More good news: the center has commissioned a study of nearby parking options which will be changed due to the new Moody Center nearby. The consultants found that the parking lot on San Jacinto Street could accommodate crowds of performing artists.
“Yeah, parking matters,” says Bursey. “As we raise the curtain after this long intermission, we are certainly looking at what might keep people from coming back. Lack of parking would be one of those reasons.”
2021-2022 Texas Performing Arts Season
Staged in various venues of the UT Performing Arts Center and in an off-campus space; ticket information at texasperformingarts.org. Check for updates on the centre’s full list of events, which includes concerts and additional performers, at texasperformingarts.org/events.
September 9-12: The Wooster Group – “The B-Side: ‘Black Folklore from Texas State Prisons.” “
September 20: The Wooster Group – “Untitled Toast” (new work in progress)
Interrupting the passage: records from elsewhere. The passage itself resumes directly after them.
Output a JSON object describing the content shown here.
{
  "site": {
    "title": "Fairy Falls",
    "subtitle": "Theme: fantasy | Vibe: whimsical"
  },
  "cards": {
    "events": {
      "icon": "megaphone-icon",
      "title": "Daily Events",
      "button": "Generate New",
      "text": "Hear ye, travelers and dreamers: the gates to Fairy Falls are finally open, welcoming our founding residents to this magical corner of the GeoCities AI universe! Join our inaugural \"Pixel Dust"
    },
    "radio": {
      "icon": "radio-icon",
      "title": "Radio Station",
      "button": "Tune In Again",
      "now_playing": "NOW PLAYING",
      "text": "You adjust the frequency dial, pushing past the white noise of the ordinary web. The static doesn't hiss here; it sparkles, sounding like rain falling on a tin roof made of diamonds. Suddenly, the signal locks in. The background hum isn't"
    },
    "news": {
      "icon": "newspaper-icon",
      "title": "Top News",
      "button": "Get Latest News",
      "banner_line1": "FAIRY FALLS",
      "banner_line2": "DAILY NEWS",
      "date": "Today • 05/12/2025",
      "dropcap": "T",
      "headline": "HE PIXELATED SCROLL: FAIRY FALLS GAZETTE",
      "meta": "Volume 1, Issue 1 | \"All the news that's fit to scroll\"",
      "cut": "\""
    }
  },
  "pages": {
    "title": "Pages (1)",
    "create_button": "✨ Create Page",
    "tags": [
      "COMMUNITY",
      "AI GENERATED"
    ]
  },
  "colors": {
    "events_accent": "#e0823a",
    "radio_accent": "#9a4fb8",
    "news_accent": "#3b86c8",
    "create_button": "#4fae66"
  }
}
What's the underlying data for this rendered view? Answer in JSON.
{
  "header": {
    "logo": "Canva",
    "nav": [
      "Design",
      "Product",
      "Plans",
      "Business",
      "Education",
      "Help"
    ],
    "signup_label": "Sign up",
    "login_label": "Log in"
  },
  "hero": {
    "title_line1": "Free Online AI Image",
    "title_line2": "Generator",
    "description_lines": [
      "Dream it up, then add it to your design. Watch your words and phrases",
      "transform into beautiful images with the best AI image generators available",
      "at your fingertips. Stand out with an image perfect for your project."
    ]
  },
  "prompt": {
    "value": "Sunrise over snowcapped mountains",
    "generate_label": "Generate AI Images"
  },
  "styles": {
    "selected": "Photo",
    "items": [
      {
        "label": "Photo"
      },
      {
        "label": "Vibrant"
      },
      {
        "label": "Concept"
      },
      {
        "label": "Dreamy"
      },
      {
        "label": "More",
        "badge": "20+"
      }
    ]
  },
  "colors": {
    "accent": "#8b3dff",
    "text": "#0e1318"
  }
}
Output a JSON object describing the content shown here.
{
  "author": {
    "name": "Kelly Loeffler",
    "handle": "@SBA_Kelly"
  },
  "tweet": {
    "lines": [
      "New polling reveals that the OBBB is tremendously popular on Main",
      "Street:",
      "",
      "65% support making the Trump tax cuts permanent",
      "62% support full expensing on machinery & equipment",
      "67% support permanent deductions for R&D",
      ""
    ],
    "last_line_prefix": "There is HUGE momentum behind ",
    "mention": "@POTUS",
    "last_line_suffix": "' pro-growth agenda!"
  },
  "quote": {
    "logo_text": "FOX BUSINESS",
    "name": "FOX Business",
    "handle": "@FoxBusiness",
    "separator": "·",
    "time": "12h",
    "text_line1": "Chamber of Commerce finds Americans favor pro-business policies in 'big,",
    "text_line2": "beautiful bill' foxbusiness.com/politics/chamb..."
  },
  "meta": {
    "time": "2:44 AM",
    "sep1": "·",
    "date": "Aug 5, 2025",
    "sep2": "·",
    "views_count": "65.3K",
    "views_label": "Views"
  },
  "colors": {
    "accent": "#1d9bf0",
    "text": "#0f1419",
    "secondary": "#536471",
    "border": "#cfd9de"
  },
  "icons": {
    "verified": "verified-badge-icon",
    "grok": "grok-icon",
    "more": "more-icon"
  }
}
October 30: Ballet Hispánico – “Noche de Oro: a celebration of 50 years”
November 5: Jason Moran and the Harlem Hellfighters – “James Reese Europe and the Lack of Ruin”
November 19-20: Kronos Quartet – “At War With Ourselves” (world premiere)
December 4: Movement Art Is and Third Coast Percussion – “Metamorphosis”
January 21-22: Bill Morrison and Bill Frisell – “The Great Flood” (co-presented with UT Visual Art Center)
January 27-30: Tina Satter / Half Straddle – “Is This a Room: Reality Winner Verbatim Transcription” (co-presented with Fusebox)
March 11-12: Alvin Ailey American Dance Theater
April 1-17: “Plastic bag store” at Blue Genie Art Bazar, 6100 Airport Blvd. (April 15-17 performances presented as part of Fusebox 2022)
April 9: Helen Sung with UT Jazz Orchestra
April 22: Nathalie Joachim and Spektral Quartet – “Fanm d’Ayiti”
May 12: Angélique Kidjo – “Stay in the light”
2021-2022 Season Broadway in Austin
At Bass Concert Hall, 2350 Robert Dedman Drive; ticket information at BroadwayinAustin.com, 800-731-7469.
December 7-19: “Hamilton” (complementary season)
January 11-16: “Hadesville”
February 22-27: “Tootsie”
March 22-27: “Charlie and the chocolate factory”
April 7-24: “The Lion King”
May 3-8: “Summer: Donna’s Summer Musical”
From August 2 to 7: “Bad girls”